“As of midday Wednesday, the petition had collected 3,642 signatures, with a goal of 5,000,” the AI wrote, plausibly if fictitiously.
The artificial text continues: “‘This calendar promotes and supports animal cruelty,’ the petition reads. ‘Animals are not ours to use and abuse in any way for our own selfish needs. Please stop promoting and selling this calendar or any other product that involves animals being used for human entertainment.’”
The AI clearly captured the rhythm and format of a Jewish newspaper story.
“‘Anyone who supports Jewish Cats Calendar is supporting animal abuse,’ said Rachel Hirschfeld, a Florida resident who launched the petition.
“‘This calendar is just another example of how the Jewish community is not sensitive to animal suffering,’ she said.”
Remember: This petition, and this quote, is fictional, invented by a computer program.
And the lack of common sense endemic to this generation of AI programs was evident a few paragraphs later in the story, when it described the contents of the calendar:
“Most of the photos are of kittens. In June, for a page titled “Roosters,” [the calendar’s creator] features a photo of two baby chicks.
“In a section titled “Kittens,” she includes a photo of a German Shepherd puppy, with the caption ‘My German Shepherd Puppy.’”
But the AI recovered from that snafu, with another fictional quote from the (presumably) fictional animal rights activist: “It’s a shame that Amazon is carrying such a product,” said Hirschfeld. “We are not asking for a ban on calendars, we are asking that they stop selling Jewish Cats Calendar.”
In a perfect final touch, the AI credited the story to JewishJournal.com, reprinting the standard footer of articles in the Los Angeles Jewish paper’s website.
As of this writing, I have not yet heard back from Facebook.

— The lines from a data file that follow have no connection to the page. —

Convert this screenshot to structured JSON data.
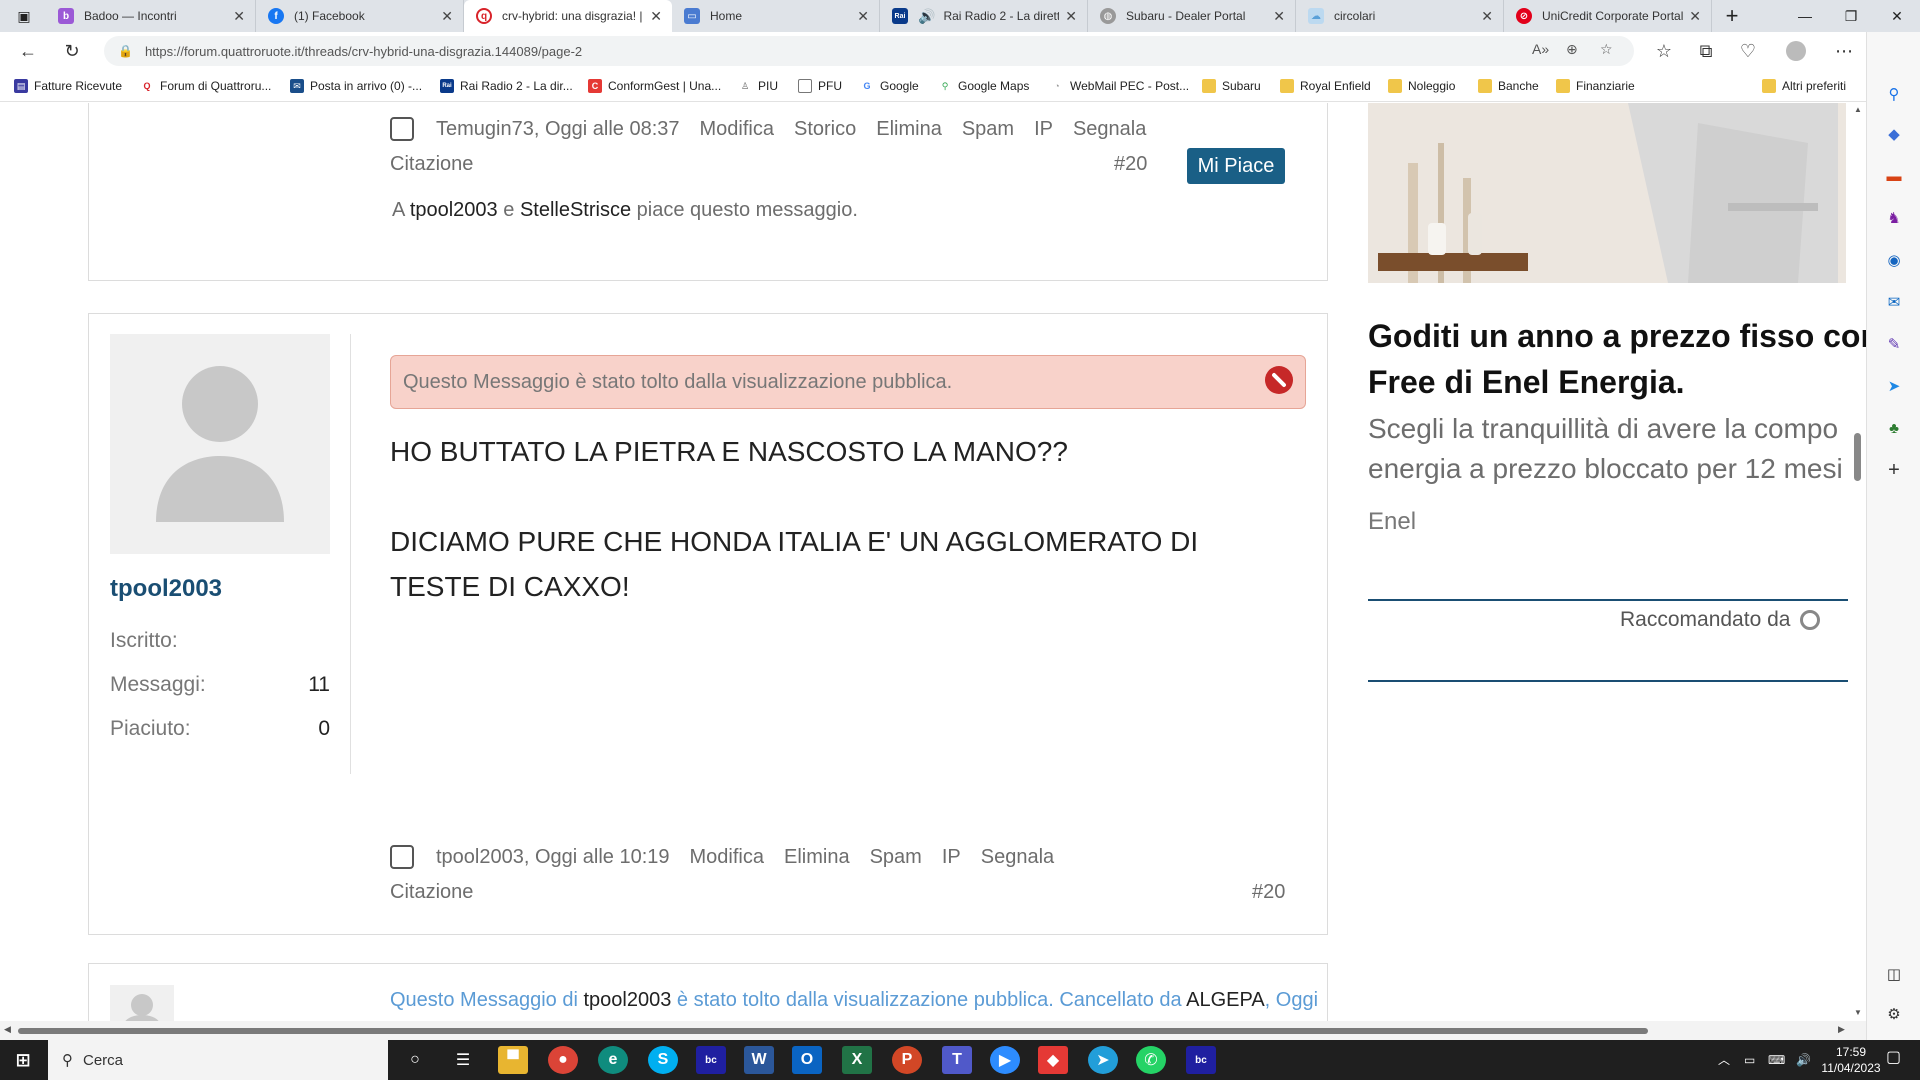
{
  "tabs": [
    {
      "label": "Badoo — Incontri",
      "icon": "badoo-icon",
      "color": "#9b59d6"
    },
    {
      "label": "(1) Facebook",
      "icon": "facebook-icon",
      "color": "#1877f2"
    },
    {
      "label": "crv-hybrid: una disgrazia! |",
      "icon": "quattroruote-icon",
      "color": "#d8232a"
    },
    {
      "label": "Home",
      "icon": "home-page-icon",
      "color": "#4a7bd1"
    },
    {
      "label": "Rai Radio 2 - La dirett",
      "icon": "rai-icon",
      "color": "#0a3a8a"
    },
    {
      "label": "Subaru - Dealer Portal",
      "icon": "globe-icon",
      "color": "#777777"
    },
    {
      "label": "circolari",
      "icon": "cloud-icon",
      "color": "#5aa0d8"
    },
    {
      "label": "UniCredit Corporate Portal",
      "icon": "unicredit-icon",
      "color": "#e2001a"
    }
  ],
  "address": {
    "url": "https://forum.quattroruote.it/threads/crv-hybrid-una-disgrazia.144089/page-2"
  },
  "bookmarks": [
    {
      "label": "Fatture Ricevute",
      "icon": "fatture-icon"
    },
    {
      "label": "Forum di Quattroru...",
      "icon": "quattroruote-icon"
    },
    {
      "label": "Posta in arrivo (0) -...",
      "icon": "mail-icon"
    },
    {
      "label": "Rai Radio 2 - La dir...",
      "icon": "rai-icon"
    },
    {
      "label": "ConformGest | Una...",
      "icon": "conformgest-icon"
    },
    {
      "label": "PIU",
      "icon": "piu-icon"
    },
    {
      "label": "PFU",
      "icon": "page-icon"
    },
    {
      "label": "Google",
      "icon": "google-icon"
    },
    {
      "label": "Google Maps",
      "icon": "maps-icon"
    },
    {
      "label": "WebMail PEC - Post...",
      "icon": "webmail-icon"
    },
    {
      "label": "Subaru",
      "icon": "folder-icon"
    },
    {
      "label": "Royal Enfield",
      "icon": "folder-icon"
    },
    {
      "label": "Noleggio",
      "icon": "folder-icon"
    },
    {
      "label": "Banche",
      "icon": "folder-icon"
    },
    {
      "label": "Finanziarie",
      "icon": "folder-icon"
    },
    {
      "label": "Altri preferiti",
      "icon": "folder-icon"
    }
  ],
  "post1": {
    "author_time": "Temugin73, Oggi alle 08:37",
    "actions": [
      "Modifica",
      "Storico",
      "Elimina",
      "Spam",
      "IP",
      "Segnala"
    ],
    "citazione": "Citazione",
    "number": "#20",
    "like_button": "Mi Piace",
    "likes_prefix": "A",
    "liker1": "tpool2003",
    "likes_and": "e",
    "liker2": "StelleStrisce",
    "likes_suffix": "piace questo messaggio."
  },
  "post2": {
    "username": "tpool2003",
    "stats": [
      {
        "label": "Iscritto:",
        "value": ""
      },
      {
        "label": "Messaggi:",
        "value": "11"
      },
      {
        "label": "Piaciuto:",
        "value": "0"
      }
    ],
    "removed_notice": "Questo Messaggio è stato tolto dalla visualizzazione pubblica.",
    "message_line1": "HO BUTTATO LA PIETRA E NASCOSTO LA MANO??",
    "message_line2": "DICIAMO PURE CHE HONDA ITALIA E' UN AGGLOMERATO DI TESTE DI CAXXO!",
    "author_time": "tpool2003, Oggi alle 10:19",
    "actions": [
      "Modifica",
      "Elimina",
      "Spam",
      "IP",
      "Segnala"
    ],
    "citazione": "Citazione",
    "number": "#20"
  },
  "post3": {
    "prefix": "Questo Messaggio di",
    "user": "tpool2003",
    "middle": "è stato tolto dalla visualizzazione pubblica. Cancellato da",
    "moderator": "ALGEPA",
    "suffix": ", Oggi"
  },
  "ad": {
    "title_line1": "Goditi un anno a prezzo fisso con",
    "title_line2": "Free di Enel Energia.",
    "sub_line1": "Scegli la tranquillità di avere la compo",
    "sub_line2": "energia a prezzo bloccato per 12 mesi",
    "brand": "Enel",
    "recommended": "Raccomandato da"
  },
  "taskbar": {
    "search_placeholder": "Cerca",
    "time": "17:59",
    "date": "11/04/2023"
  },
  "colors": {
    "accent": "#1a5f86",
    "username": "#1a4e73",
    "removed_bg": "#f8d2ca",
    "link_blue": "#5b9bd5"
  }
}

I can, however, assure you that the 5782 Jewish Cats Calendar includes no photos of puppies or baby chicks, and involved minimal cruelty to animals.
Larry Yudelson is the Jewish Standard’s associate editor.